When non-Mexican nationals buy Mexican real estate at the beach there are four key parties involved in the process in addition to the buyer. Buying Mexican real estate at the beach means that you will be purchasing within the restricted zone that is applicable when the property is within 50 km of the beaches and borders of the country. While it is still totally possible for foreigners to purchase Mexican real estate at the beach within the restricted zone, it requires an extra step, as you will see explained below.
Key parties in Buying Mexican Real Estate at the Beach
● A realtor (optional)
● Buyer’s Attorney (optional)
● Fideicomiso Bank trust (obligatory for foreigners)
● A Notary (obligatory)
A realtor for buying Mexican real estate at the beach
The real estate company offers much needed support and guidance when it comes to finding and buying your home, but also when it comes to the processes, laws, and regulations of real estate in Mexico. Each and every country has it’s own process when it comes to buying property so it never hurts to have the help of experienced and knowledgeable individuals. Nevertheless, using a realtor is not essential and you may well find a property for sale by other means.
Like using a realtor for buying Mexican real estate at the beach, hiring a buyer’s attorney is not essential, though very reassuring and useful. An attorney will represent and protect you in all legal dealings. In this case they can draw up contracts and reviews the terms and conditions of the sale as well as providing advice. However, only a licensed Mexican attorney should provide such advice as foreign attorneys are not licensed to practice law in Mexico and will not be qualified to provide you with advice on these matters. An attorney may also help you save money as they will be aware of the standard costs and fees and will be able to work to get you the best prices at each stage.

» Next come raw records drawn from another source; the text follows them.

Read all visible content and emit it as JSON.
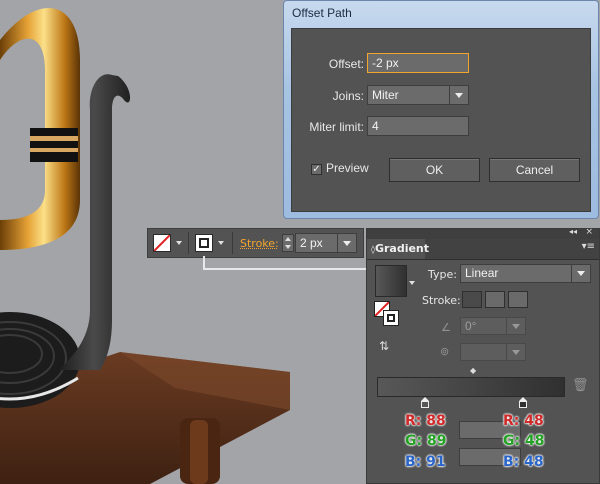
{
  "colors": {
    "canvas": "#a3a4a8",
    "panel": "#535353",
    "accent_orange": "#f3a52e",
    "title_blue": "#a8c4e3",
    "red_label": "#d02a2a",
    "green_label": "#23a223",
    "blue_label": "#2a66c9"
  },
  "offset_dialog": {
    "title": "Offset Path",
    "offset_label": "Offset:",
    "offset_value": "-2 px",
    "joins_label": "Joins:",
    "joins_value": "Miter",
    "miter_label": "Miter limit:",
    "miter_value": "4",
    "preview_label": "Preview",
    "preview_checked": true,
    "ok_label": "OK",
    "cancel_label": "Cancel"
  },
  "control_bar": {
    "stroke_label": "Stroke:",
    "stroke_value": "2 px",
    "icons": [
      "fill-none-swatch-icon",
      "stroke-swatch-icon",
      "stepper-icon"
    ]
  },
  "gradient_panel": {
    "tab_label": "Gradient",
    "type_label": "Type:",
    "type_value": "Linear",
    "stroke_label": "Stroke:",
    "angle_value": "0°",
    "aspect_value": "",
    "gradient_start_color": "#585858",
    "gradient_end_color": "#303030",
    "stop_left": {
      "r_label": "R:",
      "r": "88",
      "g_label": "G:",
      "g": "89",
      "b_label": "B:",
      "b": "91"
    },
    "stop_right": {
      "r_label": "R:",
      "r": "48",
      "g_label": "G:",
      "g": "48",
      "b_label": "B:",
      "b": "48"
    },
    "icons": [
      "collapse-icon",
      "close-icon",
      "panel-menu-icon",
      "delete-stop-icon",
      "angle-icon",
      "aspect-ratio-icon",
      "reverse-gradient-icon"
    ]
  }
}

A Notario Publico (Notary) is a licensed Mexican attorney who has been certified by the state and federal governments to act as an unbiased and official representative for the Mexican government. There is no way that you can purchase Mexican real estate at the beach (or anywhere else in Mexico) without the services of a notary. And that goes for both foreigners and Mexican nationals. Notaries in Mexico have similar duties to those performed by Canadian notaries and have great responsibility (more than a notary would in the US, for example). A Notario Publico has to pass stringent exams and is considered a governmental official; their duties include providing strict security when it comes to original records and documents. They record all documents with the Public Registry of Property, and could be held liable in a court of law if something goes seriously wrong! The role of the notary is so important that any real estate transaction not ratified before one (and duly recorded) is considered invalid and unenforceable! In real estate transactions the notary is equally responsible to the buyer and seller, but ultimately works for and answers to the Mexican Government.
Fideicomiso bank trust
Finally, if you want to buy Mexican real estate at the beach you are going to be buying a property within the restricted zone. This means that you will require a Trustee Bank to act as a fideicomiso (trustee) for you. You can choose any established and qualified bank so long as they are registered in Mexico and have a Trust Department; the bank will ensure that the closing is legal and appropriate and will issue a trust for the real estate for your use alone. The bank cannot transfer ownership, change beneficiary rights, or do anything with the property without your written instruction, too, so you can be sure it is totally legitimate and safe. Better yet, Mexican banks have the protection of the government when it comes to warding off bankruptcy; the trust is guaranteed indirectly by the government.
If you buy property in Mexico you’re likely to deal with these four key parties at some point or another.